(App and web page records)
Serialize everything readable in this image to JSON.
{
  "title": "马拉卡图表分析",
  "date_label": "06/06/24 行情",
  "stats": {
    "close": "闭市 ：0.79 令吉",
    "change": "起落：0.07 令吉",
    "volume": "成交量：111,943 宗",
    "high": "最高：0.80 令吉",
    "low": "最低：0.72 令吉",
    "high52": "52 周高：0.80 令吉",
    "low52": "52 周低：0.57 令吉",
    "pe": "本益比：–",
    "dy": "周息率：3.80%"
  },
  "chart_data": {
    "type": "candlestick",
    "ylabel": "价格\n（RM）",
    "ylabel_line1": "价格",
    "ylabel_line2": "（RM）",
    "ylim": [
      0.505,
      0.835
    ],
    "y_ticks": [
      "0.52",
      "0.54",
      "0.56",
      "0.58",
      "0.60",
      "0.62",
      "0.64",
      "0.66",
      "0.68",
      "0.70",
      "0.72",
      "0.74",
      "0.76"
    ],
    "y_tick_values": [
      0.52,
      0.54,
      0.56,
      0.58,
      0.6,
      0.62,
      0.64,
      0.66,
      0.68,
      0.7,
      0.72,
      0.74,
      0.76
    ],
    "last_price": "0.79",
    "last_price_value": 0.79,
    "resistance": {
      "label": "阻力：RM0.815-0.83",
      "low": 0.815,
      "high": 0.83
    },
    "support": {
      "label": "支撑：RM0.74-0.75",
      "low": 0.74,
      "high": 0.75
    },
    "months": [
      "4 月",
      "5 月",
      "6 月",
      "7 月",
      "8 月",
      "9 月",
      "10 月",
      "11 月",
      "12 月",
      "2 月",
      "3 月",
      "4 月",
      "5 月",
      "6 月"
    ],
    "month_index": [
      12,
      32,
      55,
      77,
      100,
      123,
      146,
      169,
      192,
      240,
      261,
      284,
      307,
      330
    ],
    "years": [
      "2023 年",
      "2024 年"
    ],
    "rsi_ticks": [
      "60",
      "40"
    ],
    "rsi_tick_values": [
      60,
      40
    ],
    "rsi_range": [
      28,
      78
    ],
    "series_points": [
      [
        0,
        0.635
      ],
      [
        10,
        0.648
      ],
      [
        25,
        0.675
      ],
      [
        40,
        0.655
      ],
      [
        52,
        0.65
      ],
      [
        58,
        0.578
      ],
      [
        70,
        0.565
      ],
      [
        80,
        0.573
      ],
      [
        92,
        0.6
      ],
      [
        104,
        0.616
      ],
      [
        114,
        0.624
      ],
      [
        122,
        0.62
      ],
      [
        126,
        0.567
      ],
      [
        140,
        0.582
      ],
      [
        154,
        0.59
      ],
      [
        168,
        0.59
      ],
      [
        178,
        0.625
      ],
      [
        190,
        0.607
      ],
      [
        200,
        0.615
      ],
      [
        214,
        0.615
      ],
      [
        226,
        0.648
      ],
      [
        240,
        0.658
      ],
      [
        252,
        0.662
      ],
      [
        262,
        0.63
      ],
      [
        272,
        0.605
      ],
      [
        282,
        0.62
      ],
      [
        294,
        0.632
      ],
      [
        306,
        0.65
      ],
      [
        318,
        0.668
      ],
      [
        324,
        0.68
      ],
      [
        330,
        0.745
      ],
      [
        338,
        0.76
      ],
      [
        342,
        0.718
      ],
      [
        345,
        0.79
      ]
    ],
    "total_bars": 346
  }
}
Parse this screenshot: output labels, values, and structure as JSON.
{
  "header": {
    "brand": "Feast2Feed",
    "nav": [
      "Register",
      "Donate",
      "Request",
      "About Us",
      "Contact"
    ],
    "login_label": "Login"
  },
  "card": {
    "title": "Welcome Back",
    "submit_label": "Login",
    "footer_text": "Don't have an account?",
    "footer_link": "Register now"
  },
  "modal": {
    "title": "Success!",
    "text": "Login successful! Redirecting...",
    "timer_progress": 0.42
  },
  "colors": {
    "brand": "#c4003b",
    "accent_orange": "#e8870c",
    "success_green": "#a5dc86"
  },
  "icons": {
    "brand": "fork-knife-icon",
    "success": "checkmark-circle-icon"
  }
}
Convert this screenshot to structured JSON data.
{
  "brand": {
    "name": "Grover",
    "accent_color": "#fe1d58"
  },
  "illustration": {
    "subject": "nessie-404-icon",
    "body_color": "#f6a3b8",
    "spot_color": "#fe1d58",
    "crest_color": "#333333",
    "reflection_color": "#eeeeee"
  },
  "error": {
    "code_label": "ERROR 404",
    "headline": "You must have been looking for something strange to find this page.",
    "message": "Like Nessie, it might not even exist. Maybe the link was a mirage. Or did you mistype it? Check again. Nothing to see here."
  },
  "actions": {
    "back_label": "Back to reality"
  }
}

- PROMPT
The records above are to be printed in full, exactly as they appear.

- EXERCISE RESPONSE
Serialize everything readable in this image to JSON.
{
  "title": "马拉卡图表分析",
  "date_label": "06/06/24 行情",
  "stats": {
    "close": "闭市 ：0.79 令吉",
    "change": "起落：0.07 令吉",
    "volume": "成交量：111,943 宗",
    "high": "最高：0.80 令吉",
    "low": "最低：0.72 令吉",
    "high52": "52 周高：0.80 令吉",
    "low52": "52 周低：0.57 令吉",
    "pe": "本益比：–",
    "dy": "周息率：3.80%"
  },
  "chart_data": {
    "type": "candlestick",
    "ylabel": "价格\n（RM）",
    "ylabel_line1": "价格",
    "ylabel_line2": "（RM）",
    "ylim": [
      0.505,
      0.835
    ],
    "y_ticks": [
      "0.52",
      "0.54",
      "0.56",
      "0.58",
      "0.60",
      "0.62",
      "0.64",
      "0.66",
      "0.68",
      "0.70",
      "0.72",
      "0.74",
      "0.76"
    ],
    "y_tick_values": [
      0.52,
      0.54,
      0.56,
      0.58,
      0.6,
      0.62,
      0.64,
      0.66,
      0.68,
      0.7,
      0.72,
      0.74,
      0.76
    ],
    "last_price": "0.79",
    "last_price_value": 0.79,
    "resistance": {
      "label": "阻力：RM0.815-0.83",
      "low": 0.815,
      "high": 0.83
    },
    "support": {
      "label": "支撑：RM0.74-0.75",
      "low": 0.74,
      "high": 0.75
    },
    "months": [
      "4 月",
      "5 月",
      "6 月",
      "7 月",
      "8 月",
      "9 月",
      "10 月",
      "11 月",
      "12 月",
      "2 月",
      "3 月",
      "4 月",
      "5 月",
      "6 月"
    ],
    "month_index": [
      12,
      32,
      55,
      77,
      100,
      123,
      146,
      169,
      192,
      240,
      261,
      284,
      307,
      330
    ],
    "years": [
      "2023 年",
      "2024 年"
    ],
    "rsi_ticks": [
      "60",
      "40"
    ],
    "rsi_tick_values": [
      60,
      40
    ],
    "rsi_range": [
      28,
      78
    ],
    "series_points": [
      [
        0,
        0.635
      ],
      [
        10,
        0.648
      ],
      [
        25,
        0.675
      ],
      [
        40,
        0.655
      ],
      [
        52,
        0.65
      ],
      [
        58,
        0.578
      ],
      [
        70,
        0.565
      ],
      [
        80,
        0.573
      ],
      [
        92,
        0.6
      ],
      [
        104,
        0.616
      ],
      [
        114,
        0.624
      ],
      [
        122,
        0.62
      ],
      [
        126,
        0.567
      ],
      [
        140,
        0.582
      ],
      [
        154,
        0.59
      ],
      [
        168,
        0.59
      ],
      [
        178,
        0.625
      ],
      [
        190,
        0.607
      ],
      [
        200,
        0.615
      ],
      [
        214,
        0.615
      ],
      [
        226,
        0.648
      ],
      [
        240,
        0.658
      ],
      [
        252,
        0.662
      ],
      [
        262,
        0.63
      ],
      [
        272,
        0.605
      ],
      [
        282,
        0.62
      ],
      [
        294,
        0.632
      ],
      [
        306,
        0.65
      ],
      [
        318,
        0.668
      ],
      [
        324,
        0.68
      ],
      [
        330,
        0.745
      ],
      [
        338,
        0.76
      ],
      [
        342,
        0.718
      ],
      [
        345,
        0.79
      ]
    ],
    "total_bars": 346
  }
}
Parse this screenshot: output labels, values, and structure as JSON.
{
  "header": {
    "brand": "Feast2Feed",
    "nav": [
      "Register",
      "Donate",
      "Request",
      "About Us",
      "Contact"
    ],
    "login_label": "Login"
  },
  "card": {
    "title": "Welcome Back",
    "submit_label": "Login",
    "footer_text": "Don't have an account?",
    "footer_link": "Register now"
  },
  "modal": {
    "title": "Success!",
    "text": "Login successful! Redirecting...",
    "timer_progress": 0.42
  },
  "colors": {
    "brand": "#c4003b",
    "accent_orange": "#e8870c",
    "success_green": "#a5dc86"
  },
  "icons": {
    "brand": "fork-knife-icon",
    "success": "checkmark-circle-icon"
  }
}
Convert this screenshot to structured JSON data.
{
  "brand": {
    "name": "Grover",
    "accent_color": "#fe1d58"
  },
  "illustration": {
    "subject": "nessie-404-icon",
    "body_color": "#f6a3b8",
    "spot_color": "#fe1d58",
    "crest_color": "#333333",
    "reflection_color": "#eeeeee"
  },
  "error": {
    "code_label": "ERROR 404",
    "headline": "You must have been looking for something strange to find this page.",
    "message": "Like Nessie, it might not even exist. Maybe the link was a mirage. Or did you mistype it? Check again. Nothing to see here."
  },
  "actions": {
    "back_label": "Back to reality"
  }
}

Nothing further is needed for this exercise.